- **Your assignment**: Without changing anything, set down every line shown below.
-- Data excerpts follows --
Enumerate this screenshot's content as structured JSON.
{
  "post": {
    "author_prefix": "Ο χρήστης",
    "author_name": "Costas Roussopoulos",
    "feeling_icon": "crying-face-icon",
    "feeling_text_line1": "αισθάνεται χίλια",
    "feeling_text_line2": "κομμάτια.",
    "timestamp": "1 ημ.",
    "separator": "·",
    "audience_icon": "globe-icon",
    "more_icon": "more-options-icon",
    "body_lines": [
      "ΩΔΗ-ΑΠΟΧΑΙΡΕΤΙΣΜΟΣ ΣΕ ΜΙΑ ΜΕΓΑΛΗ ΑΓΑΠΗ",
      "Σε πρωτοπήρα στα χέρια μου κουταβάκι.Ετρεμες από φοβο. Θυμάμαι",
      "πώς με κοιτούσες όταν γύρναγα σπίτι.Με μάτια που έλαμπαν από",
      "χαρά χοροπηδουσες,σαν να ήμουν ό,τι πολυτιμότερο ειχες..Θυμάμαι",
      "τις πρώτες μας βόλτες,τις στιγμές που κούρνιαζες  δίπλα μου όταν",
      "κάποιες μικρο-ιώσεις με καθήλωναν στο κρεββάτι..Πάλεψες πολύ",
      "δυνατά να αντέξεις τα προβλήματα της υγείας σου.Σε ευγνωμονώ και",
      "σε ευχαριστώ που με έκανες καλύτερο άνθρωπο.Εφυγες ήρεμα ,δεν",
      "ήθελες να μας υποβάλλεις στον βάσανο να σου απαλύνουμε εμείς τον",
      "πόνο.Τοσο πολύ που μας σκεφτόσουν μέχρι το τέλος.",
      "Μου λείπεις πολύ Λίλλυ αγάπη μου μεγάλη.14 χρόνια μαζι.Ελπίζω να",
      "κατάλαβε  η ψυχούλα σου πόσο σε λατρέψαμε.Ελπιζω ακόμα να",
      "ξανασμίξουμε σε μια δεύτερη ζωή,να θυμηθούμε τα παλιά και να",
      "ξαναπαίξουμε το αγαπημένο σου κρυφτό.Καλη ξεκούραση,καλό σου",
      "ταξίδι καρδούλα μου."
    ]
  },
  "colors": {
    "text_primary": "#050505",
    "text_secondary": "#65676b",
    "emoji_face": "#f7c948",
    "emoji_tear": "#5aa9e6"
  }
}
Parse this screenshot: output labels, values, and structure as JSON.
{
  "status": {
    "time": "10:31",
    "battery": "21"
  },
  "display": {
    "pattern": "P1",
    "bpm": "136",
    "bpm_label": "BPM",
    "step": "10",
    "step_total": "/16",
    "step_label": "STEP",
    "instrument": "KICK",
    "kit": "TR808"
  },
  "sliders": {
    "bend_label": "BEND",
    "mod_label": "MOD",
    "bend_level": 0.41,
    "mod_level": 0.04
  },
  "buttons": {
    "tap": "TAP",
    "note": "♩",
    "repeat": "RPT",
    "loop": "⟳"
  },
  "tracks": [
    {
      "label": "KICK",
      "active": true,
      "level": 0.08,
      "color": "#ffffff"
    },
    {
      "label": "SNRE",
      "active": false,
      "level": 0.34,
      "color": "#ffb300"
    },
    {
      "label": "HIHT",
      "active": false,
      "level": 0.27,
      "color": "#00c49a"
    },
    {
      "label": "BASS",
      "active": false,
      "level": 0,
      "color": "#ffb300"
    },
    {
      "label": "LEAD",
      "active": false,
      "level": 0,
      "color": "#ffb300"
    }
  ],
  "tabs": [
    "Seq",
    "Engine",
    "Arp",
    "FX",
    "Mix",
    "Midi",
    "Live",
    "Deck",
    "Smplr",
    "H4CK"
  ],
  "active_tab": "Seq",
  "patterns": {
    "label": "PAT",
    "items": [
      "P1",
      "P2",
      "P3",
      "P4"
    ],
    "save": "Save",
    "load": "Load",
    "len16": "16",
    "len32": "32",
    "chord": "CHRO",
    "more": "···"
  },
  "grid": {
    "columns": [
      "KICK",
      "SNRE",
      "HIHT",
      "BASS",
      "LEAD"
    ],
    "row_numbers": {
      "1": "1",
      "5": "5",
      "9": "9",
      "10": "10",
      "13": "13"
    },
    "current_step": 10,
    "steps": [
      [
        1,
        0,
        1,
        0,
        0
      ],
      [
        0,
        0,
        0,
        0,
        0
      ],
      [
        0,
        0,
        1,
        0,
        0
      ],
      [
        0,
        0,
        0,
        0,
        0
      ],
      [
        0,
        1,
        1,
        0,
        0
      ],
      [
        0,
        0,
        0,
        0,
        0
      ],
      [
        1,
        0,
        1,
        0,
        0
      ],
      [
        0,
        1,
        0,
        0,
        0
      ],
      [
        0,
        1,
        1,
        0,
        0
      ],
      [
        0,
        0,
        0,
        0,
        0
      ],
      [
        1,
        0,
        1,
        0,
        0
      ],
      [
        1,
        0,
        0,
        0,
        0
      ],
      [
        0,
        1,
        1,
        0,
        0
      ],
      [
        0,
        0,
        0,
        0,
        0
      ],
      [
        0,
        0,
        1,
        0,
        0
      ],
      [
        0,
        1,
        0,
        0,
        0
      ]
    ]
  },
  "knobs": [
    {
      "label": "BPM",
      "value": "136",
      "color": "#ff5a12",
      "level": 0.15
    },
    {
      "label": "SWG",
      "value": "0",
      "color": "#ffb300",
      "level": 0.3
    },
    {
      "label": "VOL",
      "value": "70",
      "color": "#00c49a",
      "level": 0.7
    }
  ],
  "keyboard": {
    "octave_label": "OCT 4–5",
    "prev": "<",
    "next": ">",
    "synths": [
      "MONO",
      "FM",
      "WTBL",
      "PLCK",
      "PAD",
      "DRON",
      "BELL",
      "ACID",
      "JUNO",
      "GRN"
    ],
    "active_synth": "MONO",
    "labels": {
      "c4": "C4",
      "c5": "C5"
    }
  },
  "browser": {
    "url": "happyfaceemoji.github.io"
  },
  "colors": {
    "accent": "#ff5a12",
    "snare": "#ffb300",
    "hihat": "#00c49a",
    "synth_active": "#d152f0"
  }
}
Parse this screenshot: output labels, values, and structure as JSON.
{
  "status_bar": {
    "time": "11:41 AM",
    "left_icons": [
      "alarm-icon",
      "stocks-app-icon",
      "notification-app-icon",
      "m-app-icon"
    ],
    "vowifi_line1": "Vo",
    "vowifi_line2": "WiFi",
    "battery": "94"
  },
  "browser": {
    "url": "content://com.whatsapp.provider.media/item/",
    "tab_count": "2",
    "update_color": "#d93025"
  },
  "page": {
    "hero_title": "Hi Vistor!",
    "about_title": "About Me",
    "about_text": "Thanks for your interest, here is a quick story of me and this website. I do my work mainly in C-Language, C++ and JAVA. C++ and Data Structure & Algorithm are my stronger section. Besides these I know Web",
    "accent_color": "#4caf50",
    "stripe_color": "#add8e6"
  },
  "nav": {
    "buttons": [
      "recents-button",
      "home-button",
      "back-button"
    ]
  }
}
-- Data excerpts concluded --
- **Task output**:
Enumerate this screenshot's content as structured JSON.
{
  "post": {
    "author_prefix": "Ο χρήστης",
    "author_name": "Costas Roussopoulos",
    "feeling_icon": "crying-face-icon",
    "feeling_text_line1": "αισθάνεται χίλια",
    "feeling_text_line2": "κομμάτια.",
    "timestamp": "1 ημ.",
    "separator": "·",
    "audience_icon": "globe-icon",
    "more_icon": "more-options-icon",
    "body_lines": [
      "ΩΔΗ-ΑΠΟΧΑΙΡΕΤΙΣΜΟΣ ΣΕ ΜΙΑ ΜΕΓΑΛΗ ΑΓΑΠΗ",
      "Σε πρωτοπήρα στα χέρια μου κουταβάκι.Ετρεμες από φοβο. Θυμάμαι",
      "πώς με κοιτούσες όταν γύρναγα σπίτι.Με μάτια που έλαμπαν από",
      "χαρά χοροπηδουσες,σαν να ήμουν ό,τι πολυτιμότερο ειχες..Θυμάμαι",
      "τις πρώτες μας βόλτες,τις στιγμές που κούρνιαζες  δίπλα μου όταν",
      "κάποιες μικρο-ιώσεις με καθήλωναν στο κρεββάτι..Πάλεψες πολύ",
      "δυνατά να αντέξεις τα προβλήματα της υγείας σου.Σε ευγνωμονώ και",
      "σε ευχαριστώ που με έκανες καλύτερο άνθρωπο.Εφυγες ήρεμα ,δεν",
      "ήθελες να μας υποβάλλεις στον βάσανο να σου απαλύνουμε εμείς τον",
      "πόνο.Τοσο πολύ που μας σκεφτόσουν μέχρι το τέλος.",
      "Μου λείπεις πολύ Λίλλυ αγάπη μου μεγάλη.14 χρόνια μαζι.Ελπίζω να",
      "κατάλαβε  η ψυχούλα σου πόσο σε λατρέψαμε.Ελπιζω ακόμα να",
      "ξανασμίξουμε σε μια δεύτερη ζωή,να θυμηθούμε τα παλιά και να",
      "ξαναπαίξουμε το αγαπημένο σου κρυφτό.Καλη ξεκούραση,καλό σου",
      "ταξίδι καρδούλα μου."
    ]
  },
  "colors": {
    "text_primary": "#050505",
    "text_secondary": "#65676b",
    "emoji_face": "#f7c948",
    "emoji_tear": "#5aa9e6"
  }
}
Parse this screenshot: output labels, values, and structure as JSON.
{
  "status": {
    "time": "10:31",
    "battery": "21"
  },
  "display": {
    "pattern": "P1",
    "bpm": "136",
    "bpm_label": "BPM",
    "step": "10",
    "step_total": "/16",
    "step_label": "STEP",
    "instrument": "KICK",
    "kit": "TR808"
  },
  "sliders": {
    "bend_label": "BEND",
    "mod_label": "MOD",
    "bend_level": 0.41,
    "mod_level": 0.04
  },
  "buttons": {
    "tap": "TAP",
    "note": "♩",
    "repeat": "RPT",
    "loop": "⟳"
  },
  "tracks": [
    {
      "label": "KICK",
      "active": true,
      "level": 0.08,
      "color": "#ffffff"
    },
    {
      "label": "SNRE",
      "active": false,
      "level": 0.34,
      "color": "#ffb300"
    },
    {
      "label": "HIHT",
      "active": false,
      "level": 0.27,
      "color": "#00c49a"
    },
    {
      "label": "BASS",
      "active": false,
      "level": 0,
      "color": "#ffb300"
    },
    {
      "label": "LEAD",
      "active": false,
      "level": 0,
      "color": "#ffb300"
    }
  ],
  "tabs": [
    "Seq",
    "Engine",
    "Arp",
    "FX",
    "Mix",
    "Midi",
    "Live",
    "Deck",
    "Smplr",
    "H4CK"
  ],
  "active_tab": "Seq",
  "patterns": {
    "label": "PAT",
    "items": [
      "P1",
      "P2",
      "P3",
      "P4"
    ],
    "save": "Save",
    "load": "Load",
    "len16": "16",
    "len32": "32",
    "chord": "CHRO",
    "more": "···"
  },
  "grid": {
    "columns": [
      "KICK",
      "SNRE",
      "HIHT",
      "BASS",
      "LEAD"
    ],
    "row_numbers": {
      "1": "1",
      "5": "5",
      "9": "9",
      "10": "10",
      "13": "13"
    },
    "current_step": 10,
    "steps": [
      [
        1,
        0,
        1,
        0,
        0
      ],
      [
        0,
        0,
        0,
        0,
        0
      ],
      [
        0,
        0,
        1,
        0,
        0
      ],
      [
        0,
        0,
        0,
        0,
        0
      ],
      [
        0,
        1,
        1,
        0,
        0
      ],
      [
        0,
        0,
        0,
        0,
        0
      ],
      [
        1,
        0,
        1,
        0,
        0
      ],
      [
        0,
        1,
        0,
        0,
        0
      ],
      [
        0,
        1,
        1,
        0,
        0
      ],
      [
        0,
        0,
        0,
        0,
        0
      ],
      [
        1,
        0,
        1,
        0,
        0
      ],
      [
        1,
        0,
        0,
        0,
        0
      ],
      [
        0,
        1,
        1,
        0,
        0
      ],
      [
        0,
        0,
        0,
        0,
        0
      ],
      [
        0,
        0,
        1,
        0,
        0
      ],
      [
        0,
        1,
        0,
        0,
        0
      ]
    ]
  },
  "knobs": [
    {
      "label": "BPM",
      "value": "136",
      "color": "#ff5a12",
      "level": 0.15
    },
    {
      "label": "SWG",
      "value": "0",
      "color": "#ffb300",
      "level": 0.3
    },
    {
      "label": "VOL",
      "value": "70",
      "color": "#00c49a",
      "level": 0.7
    }
  ],
  "keyboard": {
    "octave_label": "OCT 4–5",
    "prev": "<",
    "next": ">",
    "synths": [
      "MONO",
      "FM",
      "WTBL",
      "PLCK",
      "PAD",
      "DRON",
      "BELL",
      "ACID",
      "JUNO",
      "GRN"
    ],
    "active_synth": "MONO",
    "labels": {
      "c4": "C4",
      "c5": "C5"
    }
  },
  "browser": {
    "url": "happyfaceemoji.github.io"
  },
  "colors": {
    "accent": "#ff5a12",
    "snare": "#ffb300",
    "hihat": "#00c49a",
    "synth_active": "#d152f0"
  }
}
Parse this screenshot: output labels, values, and structure as JSON.
{
  "status_bar": {
    "time": "11:41 AM",
    "left_icons": [
      "alarm-icon",
      "stocks-app-icon",
      "notification-app-icon",
      "m-app-icon"
    ],
    "vowifi_line1": "Vo",
    "vowifi_line2": "WiFi",
    "battery": "94"
  },
  "browser": {
    "url": "content://com.whatsapp.provider.media/item/",
    "tab_count": "2",
    "update_color": "#d93025"
  },
  "page": {
    "hero_title": "Hi Vistor!",
    "about_title": "About Me",
    "about_text": "Thanks for your interest, here is a quick story of me and this website. I do my work mainly in C-Language, C++ and JAVA. C++ and Data Structure & Algorithm are my stronger section. Besides these I know Web",
    "accent_color": "#4caf50",
    "stripe_color": "#add8e6"
  },
  "nav": {
    "buttons": [
      "recents-button",
      "home-button",
      "back-button"
    ]
  }
}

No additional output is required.